"I strongly urge the Japanese side to release the captain immediately and unconditionally," Wen said when meeting with Chinese nationals and Chinese Americans in New York on Tuesday night.

He said the "illegal and unjustifiable" detention had inflicted great harm on the Chinese captain and his family, and sparked anger among Chinese people around the world.

"The Diaoyu Islands are sacred Chinese territory and if Japan clings obstinately to its mistake, China will take further actions. The Japanese side shall bear all the consequences that arise," Wen said.

He said Japan had turned a deaf ear to repeated Chinese protests over the captain's illegal detention, so China had no option but to take the necessary countermeasures.

The diplomatic row between the two nations, the worst in decades, began with the collisions between the Chinese trawler and two Japanese coast guard patrol vessels in waters off China's Diaoyu Islands on Sept 7, followed by the illegal seizure of the Chinese trawler and fishermen.

While 14 fishermen and the trawler returned home on Sept 13, the 41-year-old captain Zhan Qixiong is still being illegally detained in Japan. A Japanese court extended Zhan's detention to Sept 29, while it decides whether to pursue charges against him.

Beijing has summoned the Japanese Ambassador Uichiro Niwa six times to lodge strong protests, and is suspending all ministerial-level contacts with Tokyo.

Wen said Sino-Japanese ties had improved over the past few years through hard work from both sides, but the momentum had now suffered severe damage.

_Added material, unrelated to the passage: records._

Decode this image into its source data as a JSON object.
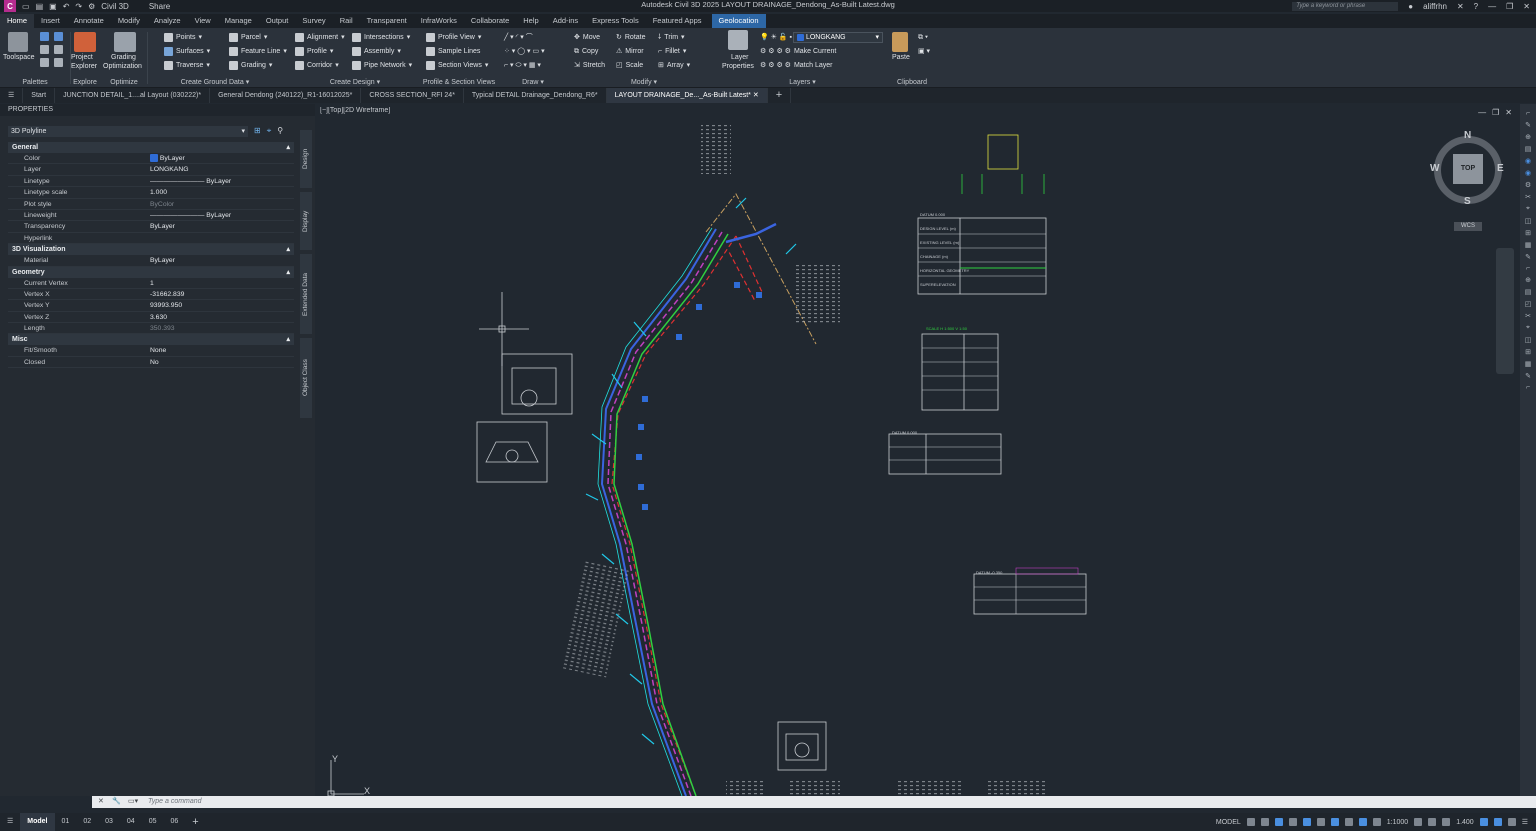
{
  "titlebar": {
    "app_letter": "C",
    "workspace": "Civil 3D",
    "share": "Share",
    "title": "Autodesk Civil 3D 2025   LAYOUT DRAINAGE_Dendong_As-Built Latest.dwg",
    "search_placeholder": "Type a keyword or phrase",
    "user": "aliffrhn"
  },
  "menu_tabs": [
    "Home",
    "Insert",
    "Annotate",
    "Modify",
    "Analyze",
    "View",
    "Manage",
    "Output",
    "Survey",
    "Rail",
    "Transparent",
    "InfraWorks",
    "Collaborate",
    "Help",
    "Add-ins",
    "Express Tools",
    "Featured Apps",
    "Geolocation"
  ],
  "ribbon": {
    "palettes": {
      "toolspace": "Toolspace",
      "label": "Palettes"
    },
    "explore": {
      "btn1": "Project",
      "btn2": "Explorer",
      "label": "Explore"
    },
    "optimize": {
      "btn1": "Grading",
      "btn2": "Optimization",
      "label": "Optimize"
    },
    "ground": {
      "points": "Points",
      "surfaces": "Surfaces",
      "traverse": "Traverse",
      "parcel": "Parcel",
      "feature_line": "Feature Line",
      "grading": "Grading",
      "label": "Create Ground Data"
    },
    "design": {
      "alignment": "Alignment",
      "profile": "Profile",
      "corridor": "Corridor",
      "intersections": "Intersections",
      "assembly": "Assembly",
      "pipe_network": "Pipe Network",
      "label": "Create Design"
    },
    "profile_section": {
      "profile_view": "Profile View",
      "sample_lines": "Sample Lines",
      "section_views": "Section Views",
      "label": "Profile & Section Views"
    },
    "draw": {
      "label": "Draw"
    },
    "modify": {
      "move": "Move",
      "rotate": "Rotate",
      "trim": "Trim",
      "copy": "Copy",
      "mirror": "Mirror",
      "fillet": "Fillet",
      "stretch": "Stretch",
      "scale": "Scale",
      "array": "Array",
      "label": "Modify"
    },
    "layers": {
      "btn1": "Layer",
      "btn2": "Properties",
      "current_layer": "LONGKANG",
      "make_current": "Make Current",
      "match_layer": "Match Layer",
      "label": "Layers"
    },
    "clipboard": {
      "paste": "Paste",
      "label": "Clipboard"
    }
  },
  "doc_tabs": [
    "Start",
    "JUNCTION DETAIL_1....al Layout (030222)*",
    "General Dendong (240122)_R1-16012025*",
    "CROSS SECTION_RFI 24*",
    "Typical DETAIL Drainage_Dendong_R6*",
    "LAYOUT DRAINAGE_De..._As-Built Latest*"
  ],
  "properties": {
    "header": "PROPERTIES",
    "object_type": "3D Polyline",
    "general": {
      "title": "General",
      "rows": [
        [
          "Color",
          "ByLayer"
        ],
        [
          "Layer",
          "LONGKANG"
        ],
        [
          "Linetype",
          "ByLayer"
        ],
        [
          "Linetype scale",
          "1.000"
        ],
        [
          "Plot style",
          "ByColor"
        ],
        [
          "Lineweight",
          "ByLayer"
        ],
        [
          "Transparency",
          "ByLayer"
        ],
        [
          "Hyperlink",
          ""
        ]
      ]
    },
    "viz": {
      "title": "3D Visualization",
      "rows": [
        [
          "Material",
          "ByLayer"
        ]
      ]
    },
    "geometry": {
      "title": "Geometry",
      "rows": [
        [
          "Current Vertex",
          "1"
        ],
        [
          "Vertex X",
          "-31662.839"
        ],
        [
          "Vertex Y",
          "93993.950"
        ],
        [
          "Vertex Z",
          "3.630"
        ],
        [
          "Length",
          "350.393"
        ]
      ]
    },
    "misc": {
      "title": "Misc",
      "rows": [
        [
          "Fit/Smooth",
          "None"
        ],
        [
          "Closed",
          "No"
        ]
      ]
    },
    "side_tabs": [
      "Design",
      "Display",
      "Extended Data",
      "Object Class"
    ]
  },
  "viewport": {
    "label": "[−][Top][2D Wireframe]",
    "viewcube": {
      "n": "N",
      "s": "S",
      "e": "E",
      "w": "W",
      "face": "TOP",
      "ucs": "WCS"
    },
    "axis_y": "Y",
    "axis_x": "X",
    "table1_rows": [
      "DESIGN LEVEL (m)",
      "EXISTING LEVEL (m)",
      "CHAINAGE (m)",
      "HORIZONTAL GEOMETRY",
      "SUPERELEVATION"
    ],
    "table1_datum": "DATUM 0.000",
    "table2_title": "SCALE H 1:500 V 1:50",
    "table3_datum": "DATUM 0.000",
    "table4_datum": "DATUM -0.350"
  },
  "command": {
    "placeholder": "Type a command"
  },
  "status": {
    "layout_tabs": [
      "Model",
      "01",
      "02",
      "03",
      "04",
      "05",
      "06"
    ],
    "model": "MODEL",
    "scale": "1:1000",
    "lineweight": "1.400"
  },
  "colors": {
    "accent": "#2d67a6",
    "app": "#b52c8e",
    "bg": "#212830"
  }
}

He urged Japan to correct its mistakes immediately so as to bring Sino-Japanese ties back on track, which conforms not only to the interests of the two countries, but also the world trend of peace and cooperation.

In response, Japan called for high-level talks to resolve the dispute, though Beijing has ruled out fence-mending talks between Wen and his Japanese counterpart Naoto Kan.

"It would be good to hold high-level talks, including a comprehensive and strategic dialogue, as quickly as possible," Japanese Chief Cabinet Secretary, Yoshito Sengoku, said at a news conference in Tokyo on Wednesday.

In Beijing, a Foreign Ministry spokeswoman said the continued detention of the Chinese captain is tantamount to blatant infringement on China's sovereignty and territorial integrity.

"The excuse made by Japan (over the detention) cannot stand," Jiang Yu said, adding that Japan will find "no way out" in their attempts to continue their tricks at fooling the public and the media.

Liu Jiangyong, professor at Beijing-based Tsinghua University, said China has been trying very hard to solve the issue through diplomatic negotiations, but Japan keeps on provoking China.

"Wen's harsh warning, together with China's countermeasures, has declared to the whole world that the Diaoyu Islands belong to China," Liu said.

He said China's retaliation could be upgraded and might result in the cutting-off of diplomatic relations.